EXERCISE REQUIREMENTS: When you copy the entries, match them exactly and omit the pictures.

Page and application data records
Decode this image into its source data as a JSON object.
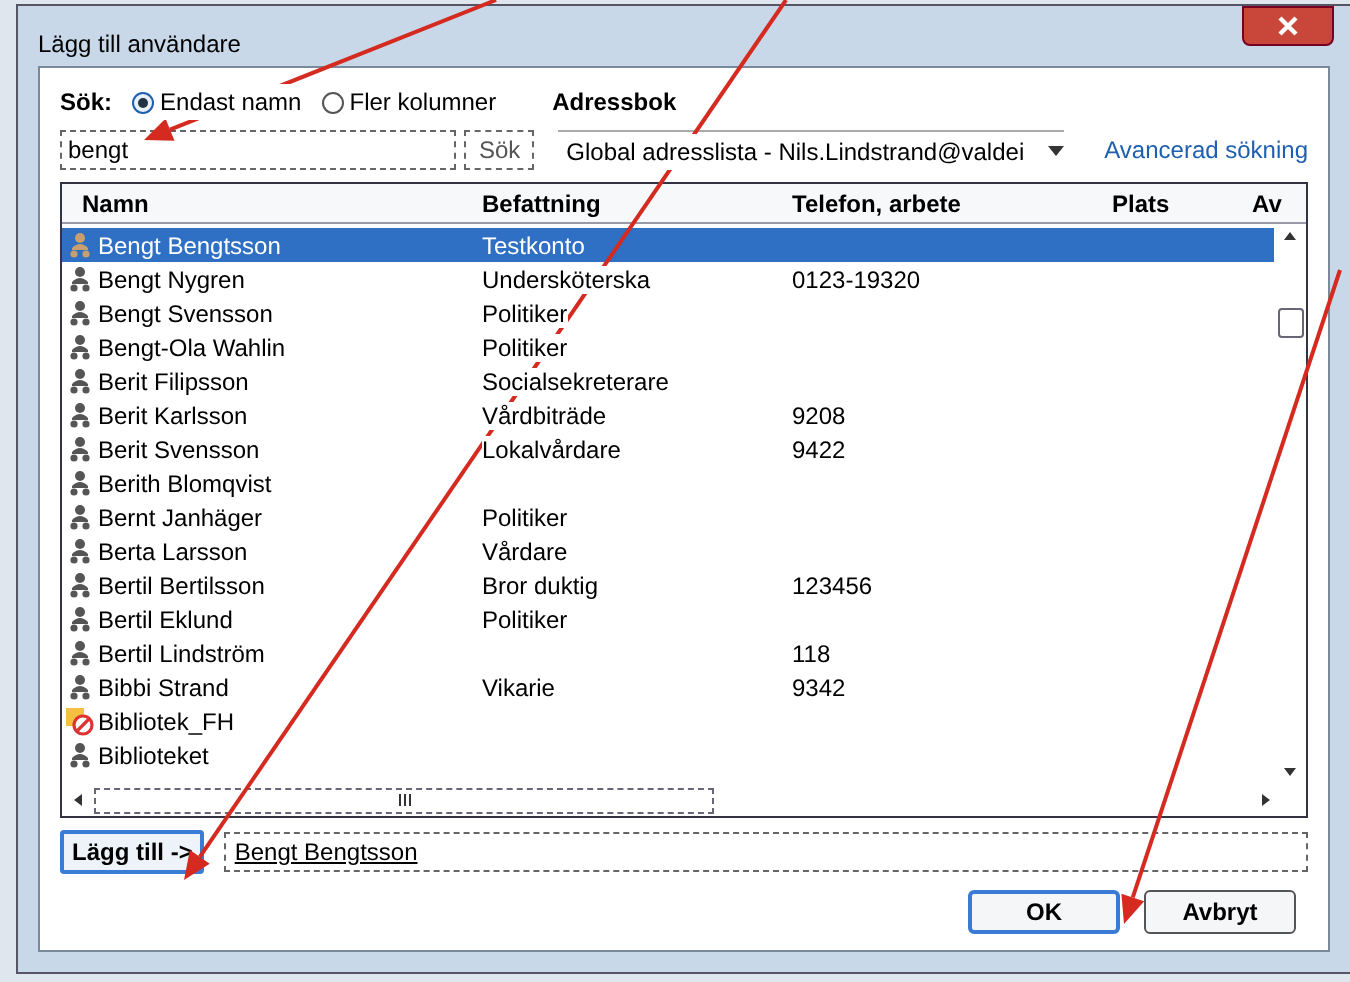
{
  "window": {
    "title": "Lägg till användare"
  },
  "search": {
    "label": "Sök:",
    "options": [
      {
        "label": "Endast namn",
        "selected": true
      },
      {
        "label": "Fler kolumner",
        "selected": false
      }
    ],
    "value": "bengt",
    "button": "Sök"
  },
  "address_book": {
    "label": "Adressbok",
    "value": "Global adresslista - Nils.Lindstrand@valdei"
  },
  "advanced_link": "Avancerad sökning",
  "table": {
    "columns": [
      "Namn",
      "Befattning",
      "Telefon, arbete",
      "Plats",
      "Av"
    ],
    "rows": [
      {
        "kind": "person",
        "name": "Bengt Bengtsson",
        "title": "Testkonto",
        "selected": true
      },
      {
        "kind": "person",
        "name": "Bengt Nygren",
        "title": "Undersköterska",
        "phone": "0123-19320",
        "selected": false
      },
      {
        "kind": "person",
        "name": "Bengt Svensson",
        "title": "Politiker",
        "selected": false
      },
      {
        "kind": "person",
        "name": "Bengt-Ola Wahlin",
        "title": "Politiker",
        "selected": false
      },
      {
        "kind": "person",
        "name": "Berit Filipsson",
        "title": "Socialsekreterare",
        "selected": false
      },
      {
        "kind": "person",
        "name": "Berit Karlsson",
        "title": "Vårdbiträde",
        "phone": "9208",
        "selected": false
      },
      {
        "kind": "person",
        "name": "Berit Svensson",
        "title": "Lokalvårdare",
        "phone": "9422",
        "selected": false
      },
      {
        "kind": "person",
        "name": "Berith Blomqvist",
        "selected": false
      },
      {
        "kind": "person",
        "name": "Bernt Janhäger",
        "title": "Politiker",
        "selected": false
      },
      {
        "kind": "person",
        "name": "Berta Larsson",
        "title": "Vårdare",
        "selected": false
      },
      {
        "kind": "person",
        "name": "Bertil Bertilsson",
        "title": "Bror duktig",
        "phone": "123456",
        "selected": false
      },
      {
        "kind": "person",
        "name": "Bertil Eklund",
        "title": "Politiker",
        "selected": false
      },
      {
        "kind": "person",
        "name": "Bertil Lindström",
        "phone": "118",
        "selected": false
      },
      {
        "kind": "person",
        "name": "Bibbi Strand",
        "title": "Vikarie",
        "phone": "9342",
        "selected": false
      },
      {
        "kind": "resource",
        "name": "Bibliotek_FH",
        "selected": false
      },
      {
        "kind": "person",
        "name": "Biblioteket",
        "selected": false
      }
    ]
  },
  "add_button": "Lägg till ->",
  "added": "Bengt Bengtsson",
  "buttons": [
    {
      "label": "OK",
      "kind": "default"
    },
    {
      "label": "Avbryt",
      "kind": "normal"
    }
  ]
}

RESULT OF THIS EXERCISE:
Decode this image into its source data as a JSON object.
{
  "window": {
    "title": "Lägg till användare"
  },
  "search": {
    "label": "Sök:",
    "options": [
      {
        "label": "Endast namn",
        "selected": true
      },
      {
        "label": "Fler kolumner",
        "selected": false
      }
    ],
    "value": "bengt",
    "button": "Sök"
  },
  "address_book": {
    "label": "Adressbok",
    "value": "Global adresslista - Nils.Lindstrand@valdei"
  },
  "advanced_link": "Avancerad sökning",
  "table": {
    "columns": [
      "Namn",
      "Befattning",
      "Telefon, arbete",
      "Plats",
      "Av"
    ],
    "rows": [
      {
        "kind": "person",
        "name": "Bengt Bengtsson",
        "title": "Testkonto",
        "selected": true
      },
      {
        "kind": "person",
        "name": "Bengt Nygren",
        "title": "Undersköterska",
        "phone": "0123-19320",
        "selected": false
      },
      {
        "kind": "person",
        "name": "Bengt Svensson",
        "title": "Politiker",
        "selected": false
      },
      {
        "kind": "person",
        "name": "Bengt-Ola Wahlin",
        "title": "Politiker",
        "selected": false
      },
      {
        "kind": "person",
        "name": "Berit Filipsson",
        "title": "Socialsekreterare",
        "selected": false
      },
      {
        "kind": "person",
        "name": "Berit Karlsson",
        "title": "Vårdbiträde",
        "phone": "9208",
        "selected": false
      },
      {
        "kind": "person",
        "name": "Berit Svensson",
        "title": "Lokalvårdare",
        "phone": "9422",
        "selected": false
      },
      {
        "kind": "person",
        "name": "Berith Blomqvist",
        "selected": false
      },
      {
        "kind": "person",
        "name": "Bernt Janhäger",
        "title": "Politiker",
        "selected": false
      },
      {
        "kind": "person",
        "name": "Berta Larsson",
        "title": "Vårdare",
        "selected": false
      },
      {
        "kind": "person",
        "name": "Bertil Bertilsson",
        "title": "Bror duktig",
        "phone": "123456",
        "selected": false
      },
      {
        "kind": "person",
        "name": "Bertil Eklund",
        "title": "Politiker",
        "selected": false
      },
      {
        "kind": "person",
        "name": "Bertil Lindström",
        "phone": "118",
        "selected": false
      },
      {
        "kind": "person",
        "name": "Bibbi Strand",
        "title": "Vikarie",
        "phone": "9342",
        "selected": false
      },
      {
        "kind": "resource",
        "name": "Bibliotek_FH",
        "selected": false
      },
      {
        "kind": "person",
        "name": "Biblioteket",
        "selected": false
      }
    ]
  },
  "add_button": "Lägg till ->",
  "added": "Bengt Bengtsson",
  "buttons": [
    {
      "label": "OK",
      "kind": "default"
    },
    {
      "label": "Avbryt",
      "kind": "normal"
    }
  ]
}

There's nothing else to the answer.